Paddy Harte, the retired Donegal politician who worked tirelessly to recognise Irish soldiers who lost their lives during World War I, has died.
The former Fine Gael TD, who passed away yesterday, was aged 86.
Mr Harte was first elected to Dáil Eireann to represent Donegal North East in 1961 and was returned at eleven further general elections.
He lost his seat to Independent Fianna Fail’s Harry Blaney in 1997 and retired from active politics after failing in a bid to secure a Seanad seat.
He later became involved in a number of projects, including the Island of Ireland Peace Park at Messines in Belgium, along with Derry loyalist Glen Barr, who passed away just a few months ago.
The park, which includes a reproduction round tower, was officially opened in 1998 to commemorate all Irishmen who died in the First World War.
Among those to pay tribute to Mr. Harte was former Fine Gael leader and Taoiseach John Bruton who described the Donegal man as an “original, independent minded, individual.”
He added: “Working with Glen Barr, he sought reconciliation between nationalists and onionists on the island, notably through the joint commemoration of the sacrifices both communities made during the First World War. This was often a lonely path for him to follow and he showed great physical and moral courage.”
Hailing Mr. Harte as a “builder of bridges”, Fianna Fail leader Micheal Martin said he had left a lasting mark on Irish politics.
The Bishop of Derry, Dr. Donal McKeown, said Mr. Harte had been deeply committed to Christian values and his politics “was guided by his conscience”.
“He lived by doing the right thing even when it was to cost him,” said Bishop McKeown. “He was a true leader rather than a follower.
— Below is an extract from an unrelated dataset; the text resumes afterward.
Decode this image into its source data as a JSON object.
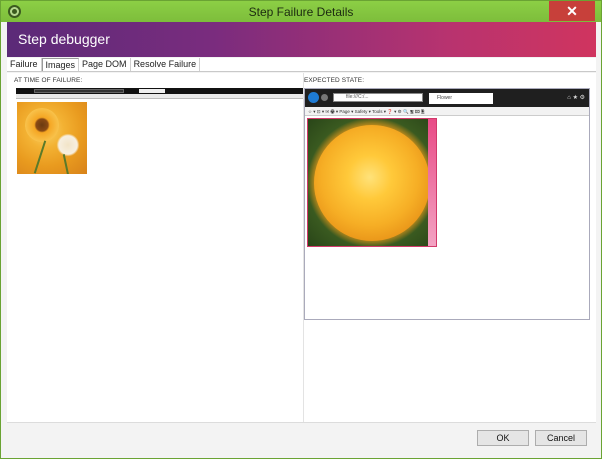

“He was able to work with and forge good working relationships with people from all sides of the political divide.” added the Bishop.